The additional overall annual electricity cost for consumers should a VAT hike on electricity bills being demanded by the country’s creditor representatives be imposed would add up to over half a billion euros, it is estimated.
Last year, the total amount of VAT collected through main power utility PPC electricity bill payments reached 715 million euros. If the VAT rate is increased from 13 percent to 23 percent, as the creditor representatives are demanding, this annual amount is expected to exceed 1.2 billion euros, which boils down to meaning that recession-struck households will stretched even further.
Judging by the widespread struggle of households to make ends meet, a VAT hike on electricity bills will surely further increase PPC’s unpaid receivables, already estimated to be at an alarming level of 2.3 billion euros, which would prove devastating for the utility.
PPC is currently seeking to lower its level of unpaid receivables through recently softened payback terms for troubled consumers.
Electricity bill costs will increase by between 8 and 10 percent if a 23 percent VAT rate is imposed. Average households using electricity amounts of 1,400 to 2,000 KWh per every four-month billing period will each be required to pay between 15 and 20 euros more for electricity.
PPC recently reported a loss for 2015 as the corporation increased its bad debt provisions in the low and medium-voltage categories to 781 millions euros in 2015 from 309 million euros in 2014.
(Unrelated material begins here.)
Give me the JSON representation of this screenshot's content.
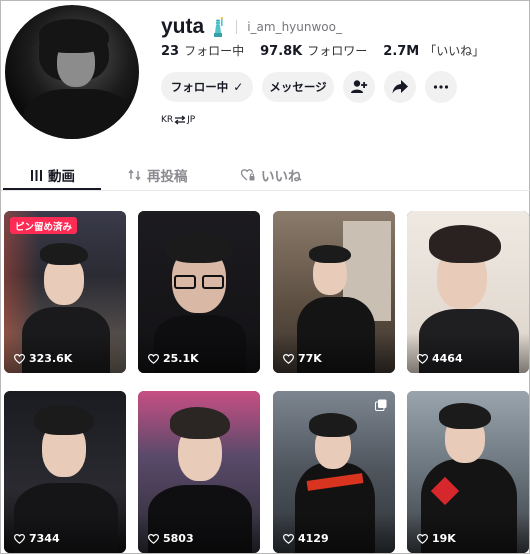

Energy minister Panos Skourletis, obviously aware of the negative impact of a VAT hike increase on PPC and Greece’s electricity market, has categorically denied that a VAT hike increase for electricity bills is being negotiated.